Exposed plywood ceilings; factory windows that swing open to a fifty-seat patio and mirror a photograph on the wall of a demolished automotive factory in Detroit; a 1,000-pound, twelve-seat community table designed from a conveyer belt salvaged from a wrecking yard; wide-planked mahogany floors from the original shipping containers; stuccoed walls stained the color of concrete; mesh metal work above the bar; wood-and-steel bar stools; a handcrafted, bulbed light fixture, designed from brake rotors in Maciag's stash of car toys, illuminating the entryway; and wooden chairs -- they were $5 each -- from an auction at the University of Pennsylvania, round out the space, which also trumpets an exhibition kitchen and chef's counter, where Rodriguez works her magic.
Her menu, which she describes as "half Latin and half American," ballyhoos a board of dishes that, says Rodriquez, is a "combination of all our childhood favorites." For Rodriguez, that equates to the red-chile-braised goat stew, braised goat and cochinita pibil, all of which are dishes that she grew up with in her homeland of Mexico. Tronco, who's from New Jersey, points to the veal-and-pork meatballs paired with polenta, while Maciag is honored with a shout-out to "City" chicken, which is actually breaded and pan-fried pork and veal cubes on a stick, a staple in Detroit, where Maciag was born and raised.
The goat, which is from Colorado, is one of Rodriguez's favorite ingredients. "I call on Friday to order it, it's killed on Monday, hanged for two days and then we get it here, so it's really fresh and delicious, and because we order the whole goat, we utilize everything, and that's the way I like to cook," says Rodriquez.
Meats, including whole chickens and short ribs, are rotisseried or braised and served in three different portion sizes -- a quarter-pound, half-pound or full pound -- and they're augmented by a killer selection of side dishes: green-chile beans; roasted Brussels sprouts; sweet potato-and-bacon hash; creamy braised greens; fried sweet plantains; goat cheese scalloped potatoes punctuated with poblano peppers; and herb-roasted vegetables among them. And all but the hash are vegetarian and gluten-free, and even the hash can be prepared without bacon. "My food is a combination of cultures, really good technique and simple presentations, and a lot of is vegetarian and gluten-free," explains Rodriguez.

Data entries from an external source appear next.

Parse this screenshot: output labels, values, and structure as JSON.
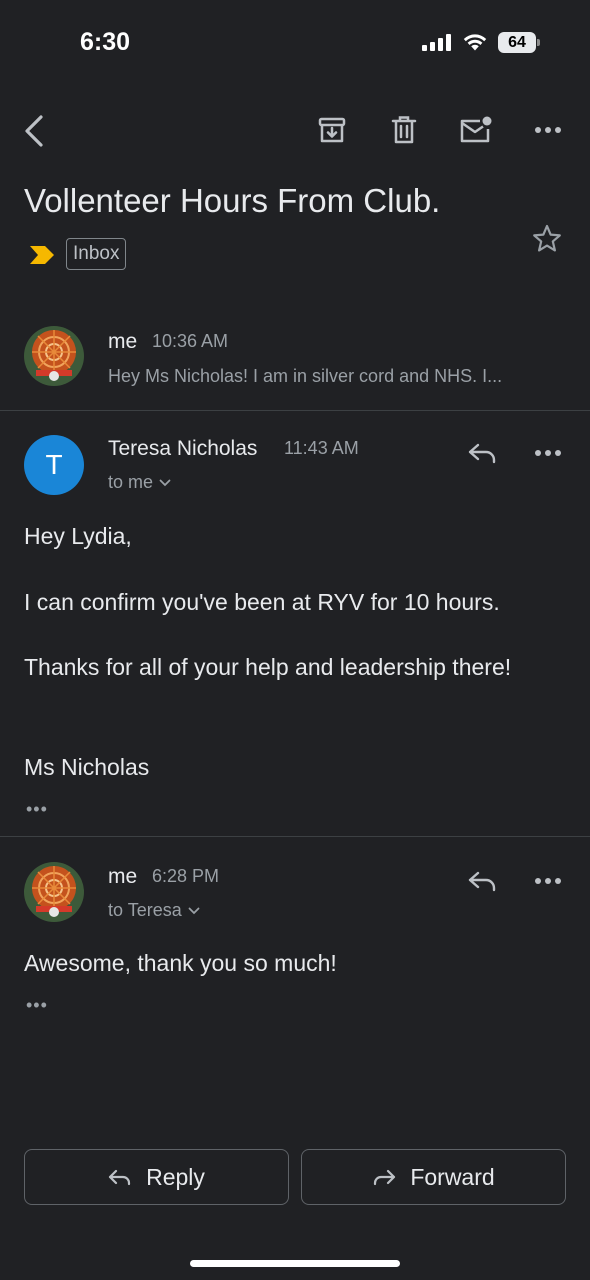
{
  "status_bar": {
    "time": "6:30",
    "battery": "64"
  },
  "thread": {
    "subject": "Vollenteer Hours From Club.",
    "label": "Inbox",
    "colors": {
      "importance": "#f6b800",
      "avatar_t": "#1a86d7",
      "background": "#202124"
    }
  },
  "messages": [
    {
      "sender": "me",
      "time": "10:36 AM",
      "snippet": "Hey Ms Nicholas! I am in silver cord and NHS. I..."
    },
    {
      "sender": "Teresa Nicholas",
      "avatar_letter": "T",
      "time": "11:43 AM",
      "to": "to me",
      "body": [
        "Hey Lydia,",
        "I can confirm you've been at RYV for 10 hours.",
        "Thanks for all of your help and leadership there!",
        "Ms Nicholas"
      ],
      "collapsed_indicator": "•••"
    },
    {
      "sender": "me",
      "time": "6:28 PM",
      "to": "to Teresa",
      "body": [
        "Awesome, thank you so much!"
      ],
      "collapsed_indicator": "•••"
    }
  ],
  "actions": {
    "reply": "Reply",
    "forward": "Forward"
  }
}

Work & Class, which is open Tuesday though Sunday for dinner, will also feature a daily happy hour, inclusive of $3 draft craft beers; $4 house wines by the glass; $5 cocktails; and food specials like a $2 pork slider, $4 biscuit-and-gravy sandwich; and $5 green-chile fries.
"This means everything to me," says Rodriguez. "It's my payoff for working really, really hard, and I appreciate it -- and myself -- so much." It's proof, she adds, that "you can do whatever you want when you work hard for it, when you fight for it," a sentiment that's echoed by Tronco: "For all three of us, this is the story of the American dream. We own something, and it feels really good to be your own boss."
But it's Rodriguez who sums it up best: "Boom, bitches!"
I had the privilege of spending some time with Rodriguez, Tronco and Maciag last week, when I got to tour the space and sample several of Rodriguez's dishes. Here's a sneak peek of what you can expect.
Get the Food & Drink Newsletter
Our weekly guide to Denver dining includes food news and reviews, as well as dining events and interviews with chefs and restaurant owners.